Frankie and I eventually grew apart. By the time we were teens he had taken to ignoring my very existence. He seemed to think I was trying to follow in his footsteps and resented me for it. After having had little interaction with each other for a few years I suddenly started hanging out at the local drop-in center in Falmouth where he was a regular. I then followed him into an alternative high school program for kids who had difficulties navigating the regular high school. On a more personal level, I lost my virginity to an ex-girlfriend of his and, soon after that, began having sex with his next girlfriend. Yes, this was all in high school. It was the seventies.
It was too long ago and my memories are too vague to be certain but I don’t remember consciously trying to emulate him or in any way mess with his head or hurt him. As I recall, it felt like the similarity of my trajectory to his was coincidental. To him, it almost certainly would have looked and felt differently. Maybe it was.
I’m going to make a big leap here to his suicide while we were in our forties. I came home one day to a message on the answering machine. “Hello Eric, this is your brother Tom. Call me as soon as you get this. And you better be sitting down.”

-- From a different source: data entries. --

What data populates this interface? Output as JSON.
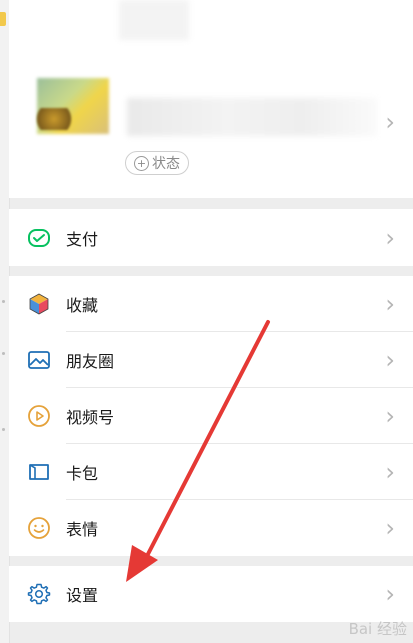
{
  "profile": {
    "status_label": "状态",
    "status_plus": "+"
  },
  "menu": {
    "pay": "支付",
    "favorites": "收藏",
    "moments": "朋友圈",
    "channels": "视频号",
    "cards": "卡包",
    "stickers": "表情",
    "settings": "设置"
  },
  "chevron": "›",
  "watermark": "Bai 经验",
  "colors": {
    "pay_green": "#07c160",
    "arrow_red": "#e53935",
    "icon_blue": "#1f6fb5",
    "icon_orange": "#e5a23a"
  }
}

In all my other attempts to tell this story, that’s where I start. With Tom’s not subtle message. It seemed weird that he would say, “it’s your brother Tom” instead of just “it’s Tom” but that’s just Tom. And at the time we probably hadn’t spoken in a couple years so maybe he thought I’d forgotten about him? Nah. That’s just Tom. So was, “and you better be sitting down.” Tom doesn’t prevaricate. I knew immediately that someone (in the family) was dead. But who?
There were eight of us. Two parents, six kids. Now there were seven. None of us were close. Tom and I have had periods of being close, and since this call we’ve become closer. But he gave me nothing to indicate who had died.

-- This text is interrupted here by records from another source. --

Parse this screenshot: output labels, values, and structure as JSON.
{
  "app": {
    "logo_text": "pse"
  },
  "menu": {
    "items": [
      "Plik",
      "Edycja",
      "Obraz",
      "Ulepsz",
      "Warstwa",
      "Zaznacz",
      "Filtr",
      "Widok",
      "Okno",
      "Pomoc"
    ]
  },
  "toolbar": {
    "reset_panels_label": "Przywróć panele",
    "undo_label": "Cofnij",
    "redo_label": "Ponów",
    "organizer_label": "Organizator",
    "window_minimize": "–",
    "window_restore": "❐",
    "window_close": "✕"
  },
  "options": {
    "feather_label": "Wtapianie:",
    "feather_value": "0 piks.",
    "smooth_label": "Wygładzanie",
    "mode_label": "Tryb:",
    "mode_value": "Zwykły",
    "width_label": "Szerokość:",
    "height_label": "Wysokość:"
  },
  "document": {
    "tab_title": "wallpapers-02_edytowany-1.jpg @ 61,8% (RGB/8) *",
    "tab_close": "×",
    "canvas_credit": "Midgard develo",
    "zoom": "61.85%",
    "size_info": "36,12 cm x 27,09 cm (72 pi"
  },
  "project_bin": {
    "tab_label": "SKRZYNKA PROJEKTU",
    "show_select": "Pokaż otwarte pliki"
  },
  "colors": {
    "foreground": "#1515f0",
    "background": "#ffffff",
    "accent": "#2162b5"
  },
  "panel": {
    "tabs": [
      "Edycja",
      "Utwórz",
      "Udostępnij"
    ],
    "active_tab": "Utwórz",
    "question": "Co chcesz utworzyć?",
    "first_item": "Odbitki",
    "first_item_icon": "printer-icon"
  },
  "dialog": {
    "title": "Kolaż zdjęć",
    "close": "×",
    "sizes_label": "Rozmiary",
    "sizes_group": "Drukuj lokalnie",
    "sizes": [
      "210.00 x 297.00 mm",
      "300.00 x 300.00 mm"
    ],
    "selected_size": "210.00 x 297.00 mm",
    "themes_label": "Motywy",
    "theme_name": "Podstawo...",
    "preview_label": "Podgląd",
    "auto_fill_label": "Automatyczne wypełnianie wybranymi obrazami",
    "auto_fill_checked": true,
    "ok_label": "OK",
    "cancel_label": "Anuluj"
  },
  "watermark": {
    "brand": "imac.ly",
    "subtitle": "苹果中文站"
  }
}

I knew it was Frankie.
A few years prior I was in therapy. Well, actually, I had been in therapy for most of my life, but a few years prior I was specifically examining my relationship with my parents and I had decided that I wanted a break in contact with them. I wrote both of them (they were divorced) a brief note saying so. I put it in the simple context of “I’m going through a difficult time, emotionally.”
My father responded with a postcard (he always wrote postcards, never letters) saying, “I got your note. Ha, ha.” My mother responded with a letter of apology for my shitty childhood. I had gotten a lot of those so I “filed it” with the rest. I was expecting those responses. I wasn’t expecting the letter from Frankie, with whom I hadn’t communicated in a very long time.
He knew about my request because he lived with our mother. He was 44 at the time. I think he only lived apart from her for about 10 years of his life. That’s not a relationship I care to contemplate. But she showed him my note. Or told him what it said.
So, Frankie wrote me a letter. It was handwritten, five pages, both sides, in tiny cursive. In short, it was long. I almost didn’t read it out of spite. I couldn’t fathom why he would do such a thing after I specifically said I didn’t want to be contacted.
It began, “I hate myself so much and everyone else would hate me, too, if they knew who I really am.” Just like that, as if I would know what he meant. We hadn’t spoken in years and I rarely thought of him. He had become a stranger to me. The entire letter just kept saying the same thing over and over in different ways.
He was a wretch. He hated himself. He was a fake and a phony. Pretending to be like everyone else. His life was a lie. He thought about killing himself all the time. He was such a horrible human he probably should kill himself. Five fucking pages without any context or background. A hate letter to himself. Addressed to me.
I was stunned. I was pissed. I was mystified. Not just with the content but with the timing. He didn’t write me a letter. He wrote me a confession. It was almost as if he was apologizing. Was he unburdening himself of something? Was I expected to respond? My anger grew.
I tore up the letter, threw it away, and didn’t think about it again.
Until a few years later. Until the phone call. From my brother Tom. It was Frankie. Frankie had killed himself.